Even before 10 minutes of this game had passed, Arsène Wenger was berating the fourth official, Tony Bates. By then Jack Wilshere had been stood on by Lee Cattermole, flattened by Titus Bramble and knocked over by Craig Gardner.
Wenger later claimed he did not want protection for Wilshere – “I want the referee to give a foul when it is a foul” – but that the player had limped off five minutes into the second half would not have surprised the Arsenal manager.
Nor would the fact this game had two parts, not halves. With Wilshere, when Arsenal were superior to their visitors, and without Wilshere, when anything could have happened. There should be a sense of perspective given how little the England midfielder has actually played, but it can be difficult when one person impacts upon a game quite so much.
Carl Jenkinson was sent off in the second half after committing his second bookable offence, but his absence for Arsenal was small in comparison to what followed the visitors’ number 10 limping forlornly to the sidelines after a late challenge from Alfred N’Diaye.
Wenger was asked if he was happy with the treatment meted out to his team. “No. I wasn’t,” he said. “No I wasn’t, but I think especially on Jack.
“Was he singled out? No. When you have the midfield we have, Cazorla, Wilshere, Arteta, they want to stop us from playing. Sometimes they try to stop us from combining and playing. They get close to us.
“I just want the referee to give a foul when it’s a foul. I don’t want any special protection. The referee is not a bodyguard, he is just a referee.
“Jack had a big kick on the thigh. He couldn’t walk and he doesn’t walk properly now. Again, it is a question of four of five days.”
Wilshere (right) watched the remaining half hour from the Arsenal dug out.
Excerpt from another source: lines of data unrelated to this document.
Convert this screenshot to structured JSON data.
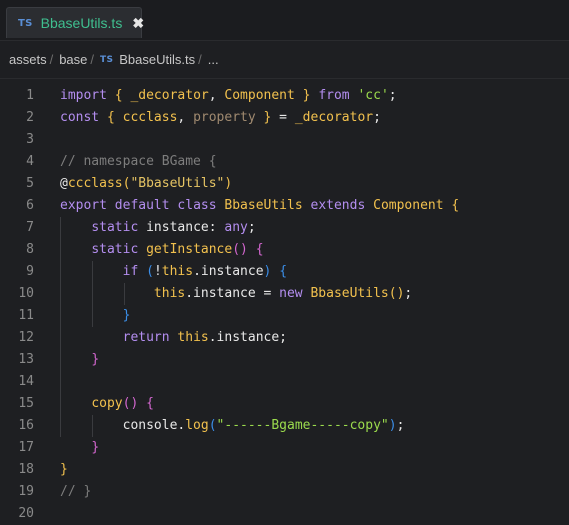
{
  "tab": {
    "badge": "TS",
    "label": "BbaseUtils.ts",
    "close": "✖"
  },
  "breadcrumb": [
    {
      "text": "assets"
    },
    {
      "text": "base"
    },
    {
      "text": "BbaseUtils.ts",
      "badge": "TS"
    },
    {
      "text": "..."
    }
  ],
  "breadcrumb_sep": "/",
  "lines": [
    {
      "n": "1",
      "segs": [
        [
          "kw",
          "import"
        ],
        [
          "pl",
          " "
        ],
        [
          "br1",
          "{"
        ],
        [
          "pl",
          " "
        ],
        [
          "fn",
          "_decorator"
        ],
        [
          "pl",
          ", "
        ],
        [
          "fn",
          "Component"
        ],
        [
          "pl",
          " "
        ],
        [
          "br1",
          "}"
        ],
        [
          "pl",
          " "
        ],
        [
          "kw",
          "from"
        ],
        [
          "pl",
          " "
        ],
        [
          "str",
          "'cc'"
        ],
        [
          "pl",
          ";"
        ]
      ]
    },
    {
      "n": "2",
      "segs": [
        [
          "kw",
          "const"
        ],
        [
          "pl",
          " "
        ],
        [
          "br1",
          "{"
        ],
        [
          "pl",
          " "
        ],
        [
          "fn",
          "ccclass"
        ],
        [
          "pl",
          ", "
        ],
        [
          "dim",
          "property"
        ],
        [
          "pl",
          " "
        ],
        [
          "br1",
          "}"
        ],
        [
          "pl",
          " = "
        ],
        [
          "fn",
          "_decorator"
        ],
        [
          "pl",
          ";"
        ]
      ]
    },
    {
      "n": "3",
      "segs": []
    },
    {
      "n": "4",
      "segs": [
        [
          "cm",
          "// namespace BGame {"
        ]
      ]
    },
    {
      "n": "5",
      "segs": [
        [
          "pl",
          "@"
        ],
        [
          "fn",
          "ccclass"
        ],
        [
          "br1",
          "("
        ],
        [
          "str2",
          "\"BbaseUtils\""
        ],
        [
          "br1",
          ")"
        ]
      ]
    },
    {
      "n": "6",
      "segs": [
        [
          "kw",
          "export"
        ],
        [
          "pl",
          " "
        ],
        [
          "kw",
          "default"
        ],
        [
          "pl",
          " "
        ],
        [
          "kw",
          "class"
        ],
        [
          "pl",
          " "
        ],
        [
          "fn",
          "BbaseUtils"
        ],
        [
          "pl",
          " "
        ],
        [
          "kw",
          "extends"
        ],
        [
          "pl",
          " "
        ],
        [
          "fn",
          "Component"
        ],
        [
          "pl",
          " "
        ],
        [
          "br1",
          "{"
        ]
      ]
    },
    {
      "n": "7",
      "segs": [
        [
          "pl",
          "    "
        ],
        [
          "kw",
          "static"
        ],
        [
          "pl",
          " instance: "
        ],
        [
          "ty",
          "any"
        ],
        [
          "pl",
          ";"
        ]
      ]
    },
    {
      "n": "8",
      "segs": [
        [
          "pl",
          "    "
        ],
        [
          "kw",
          "static"
        ],
        [
          "pl",
          " "
        ],
        [
          "fn",
          "getInstance"
        ],
        [
          "br2",
          "()"
        ],
        [
          "pl",
          " "
        ],
        [
          "br2",
          "{"
        ]
      ]
    },
    {
      "n": "9",
      "segs": [
        [
          "pl",
          "        "
        ],
        [
          "kw",
          "if"
        ],
        [
          "pl",
          " "
        ],
        [
          "br3",
          "("
        ],
        [
          "pl",
          "!"
        ],
        [
          "fn",
          "this"
        ],
        [
          "pl",
          ".instance"
        ],
        [
          "br3",
          ")"
        ],
        [
          "pl",
          " "
        ],
        [
          "br3",
          "{"
        ]
      ]
    },
    {
      "n": "10",
      "segs": [
        [
          "pl",
          "            "
        ],
        [
          "fn",
          "this"
        ],
        [
          "pl",
          ".instance = "
        ],
        [
          "kw",
          "new"
        ],
        [
          "pl",
          " "
        ],
        [
          "fn",
          "BbaseUtils"
        ],
        [
          "br1",
          "()"
        ],
        [
          "pl",
          ";"
        ]
      ]
    },
    {
      "n": "11",
      "segs": [
        [
          "pl",
          "        "
        ],
        [
          "br3",
          "}"
        ]
      ]
    },
    {
      "n": "12",
      "segs": [
        [
          "pl",
          "        "
        ],
        [
          "kw",
          "return"
        ],
        [
          "pl",
          " "
        ],
        [
          "fn",
          "this"
        ],
        [
          "pl",
          ".instance;"
        ]
      ]
    },
    {
      "n": "13",
      "segs": [
        [
          "pl",
          "    "
        ],
        [
          "br2",
          "}"
        ]
      ]
    },
    {
      "n": "14",
      "segs": []
    },
    {
      "n": "15",
      "segs": [
        [
          "pl",
          "    "
        ],
        [
          "fn",
          "copy"
        ],
        [
          "br2",
          "()"
        ],
        [
          "pl",
          " "
        ],
        [
          "br2",
          "{"
        ]
      ]
    },
    {
      "n": "16",
      "segs": [
        [
          "pl",
          "        console."
        ],
        [
          "fn",
          "log"
        ],
        [
          "br3",
          "("
        ],
        [
          "str",
          "\"------Bgame-----copy\""
        ],
        [
          "br3",
          ")"
        ],
        [
          "pl",
          ";"
        ]
      ]
    },
    {
      "n": "17",
      "segs": [
        [
          "pl",
          "    "
        ],
        [
          "br2",
          "}"
        ]
      ]
    },
    {
      "n": "18",
      "segs": [
        [
          "br1",
          "}"
        ]
      ]
    },
    {
      "n": "19",
      "segs": [
        [
          "cm",
          "// }"
        ]
      ]
    },
    {
      "n": "20",
      "segs": []
    }
  ]
}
His major contribution helped Arsenal to win the game, when, after 35 minutes, he burst between Jack Colback and N’Diaye, advanced towards the Sunderland penalty area and flicked the ball with the outside of his left foot to Theo Walcott. Walcott, with his back to goal, laid the ball off to his right, into the path of Santi Cazorla, and the Spaniard drilled his shot past Simon Mignolet, through a crowd of bodies. It was an excellent team goal. There could have been more before Wilshere’s body called time.
Walcott was denied after 70 seconds, Olivier Giroud drilled a shot across the face of goal, Mignolet saved from Aaron Ramsey and on the stroke of half time the goalkeeper stopped Giroud with his thigh.
Then, Wilshere went off, and as Martin O’Neill correctly asserted, Sunderland came roaring back. Within 10 minutes of his departure Steven Fletcher shot into the side-netting. Then it rained chances.
Cazorla, who was outstanding, fired a shot across goal. Jenkinson, only playing because Laurent Koscielny limped out of the warm up with a calf injury, slid recklessly into Stéphane Sessègnon and was booked for a second time. Wojciech Szczesny did well to stop Fletcher in the 78th minute and almost immediately surpassed that with a finger-tip save to touch over a header from the Scot.
“It was a fantastic effort,” said O’Neill. “The players are really down in the dressing room. We played against a really, really good team.
“Absolutely I felt we deserved more. We looked dangerous. In the second half we came roaring at them, even before the man was sent off. I don’t know how we didn’t score.
“Simon was great but their keeper was exceptional in the second half. There was chances galore in the second half. The crowd stayed with us. That type of performance today is what we should be about. We played brilliantly today.”
Sunderland (4-1-4-1): Mignolet; Gardner, Bramble, O’Shea, Rose (Vaughan, 82); Cattermole (Larsson, h-t); Sessègnon, N’Diaye (Graham, 68), Colback, Johnson; Fletcher.
Arsenal (4-2-3-1): Szczesny; Jenkinson, Sagna, Mertesacker, Monreal; Ramsey, Arteta; Walcott (Miguel, 87), Wilshere (Diaby, 50), Carzola; Giroud.
Referee: Anthony Taylor
Man of the match: Wilshere (Arsenal)
Match rating: 7/10